Join us at the Burren for yet more genomics, as Science by the Pint presents Dr. Andrea Pauli and colleagues, with The Mysteries of the Genome.
For those who've never been, Science by the Pint is an event sponsored by an organization of Harvard graduate students called Science in the News. In between their sleepless hours of hard work at Harvard Med School, they bring cutting edge scientific research to the public in a fun and informal format. The event goes like this:
The main speaker gives a short 5-10 minute talk (not a full length lecture) about their research, then answers general questions from the audience.
The team of colleagues comes around to individual tables and spends one-on-one time answering questions over food and refreshments.
Lots of nerdy fun is had by all.
Things officially start at 7:00, but arriving by 6:30 allows fellow nerds to find a place to sit together, order food and drinks, and be ready once things get going.
The Burren is located on Elm Street right in the heart of Davis Square, just a short walk from the Red Line stop. If you prefer to drive, there are metered spots on the street and in nearby municipal lots (see link below). Meters are active until 8:00 PM, and metered spots are free thereafter. Municipal lot meters are good for three hours, and street spots are good for two.
Hope to see you there :)
SITN - Science by the Pint
Davis Square Parking
This August's Science by the Pint will feature Dr. Andrea Pauli: The mysteries of the genome
Meet us August 12th at 7pm at the Burren in Davis Square!Check our website for directions to the Burren.

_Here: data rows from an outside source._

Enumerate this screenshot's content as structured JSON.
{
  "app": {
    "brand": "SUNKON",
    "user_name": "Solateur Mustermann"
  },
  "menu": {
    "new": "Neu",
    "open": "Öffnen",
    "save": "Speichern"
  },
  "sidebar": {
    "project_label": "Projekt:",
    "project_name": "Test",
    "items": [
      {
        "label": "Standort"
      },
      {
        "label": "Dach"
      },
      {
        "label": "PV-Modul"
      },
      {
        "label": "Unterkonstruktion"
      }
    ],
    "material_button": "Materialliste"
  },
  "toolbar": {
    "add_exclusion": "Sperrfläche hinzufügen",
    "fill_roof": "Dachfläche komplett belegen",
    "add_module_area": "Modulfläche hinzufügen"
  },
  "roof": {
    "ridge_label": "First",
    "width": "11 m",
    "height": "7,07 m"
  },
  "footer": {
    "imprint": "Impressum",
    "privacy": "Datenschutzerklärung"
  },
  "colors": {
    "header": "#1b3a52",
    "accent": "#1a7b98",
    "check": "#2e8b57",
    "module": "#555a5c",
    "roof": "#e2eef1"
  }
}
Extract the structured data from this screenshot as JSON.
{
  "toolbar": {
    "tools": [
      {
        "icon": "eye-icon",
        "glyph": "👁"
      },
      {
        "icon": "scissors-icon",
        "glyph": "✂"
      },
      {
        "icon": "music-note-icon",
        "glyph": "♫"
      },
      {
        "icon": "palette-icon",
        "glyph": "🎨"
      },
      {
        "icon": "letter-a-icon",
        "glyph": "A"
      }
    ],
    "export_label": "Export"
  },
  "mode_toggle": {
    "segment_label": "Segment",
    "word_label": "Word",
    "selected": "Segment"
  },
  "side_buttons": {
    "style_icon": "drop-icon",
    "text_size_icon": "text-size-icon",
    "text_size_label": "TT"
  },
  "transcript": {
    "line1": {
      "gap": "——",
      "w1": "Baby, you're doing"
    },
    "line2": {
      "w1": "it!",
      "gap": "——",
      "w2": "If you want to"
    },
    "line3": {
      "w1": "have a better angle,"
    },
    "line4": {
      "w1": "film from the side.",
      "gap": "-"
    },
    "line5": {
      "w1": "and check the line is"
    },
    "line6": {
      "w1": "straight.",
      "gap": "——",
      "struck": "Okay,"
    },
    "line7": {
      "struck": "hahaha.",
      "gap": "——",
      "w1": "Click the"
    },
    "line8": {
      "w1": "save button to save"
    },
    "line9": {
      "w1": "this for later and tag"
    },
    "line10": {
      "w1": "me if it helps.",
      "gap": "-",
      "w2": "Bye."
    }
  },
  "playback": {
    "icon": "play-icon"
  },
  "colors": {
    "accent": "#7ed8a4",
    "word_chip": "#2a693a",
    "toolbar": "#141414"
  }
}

SITN's Science by the Pint is a chance to interact directly with research scientists. Dr. Pauli will give a brief intro to her work, and take a few questions before mingling from table to table with other member of her group to chat with you. More information about August's Science by the Pint is below:
The genome contains all the information necessary to build a living being - whether a little bacterium or an entire organism as complex as a human being. One of the greatest conundrums in biology is that neither genome size nor the number of protein-coding genes scales with the complexity of an organism. What then distinguishes us from an little earth-worm scavenging for food, or from a fish swimming around in a pond?
Dr. Pauli will discuss novel insights into the complexity of the genome, particularly in light of the recent finding that a much larger fraction of the genome is transcribed than previously anticipated. Despite some exceptions, most of these novel transcripts do not appear to encode proteins and have not been identified in previous large-scale screens for essential regulators of development. Do these 'non-coding' RNAs have any function in vivo, or are they merely transcriptional noise? Apart from non-coding RNAs, an additional layer of regulation has been suggested by novel insights into the dynamic organization of chromatin. Chromatin modifications, long-range interactions between distant genomic elements - what are their roles in regulating gene expression?
We look forward to seeing you there!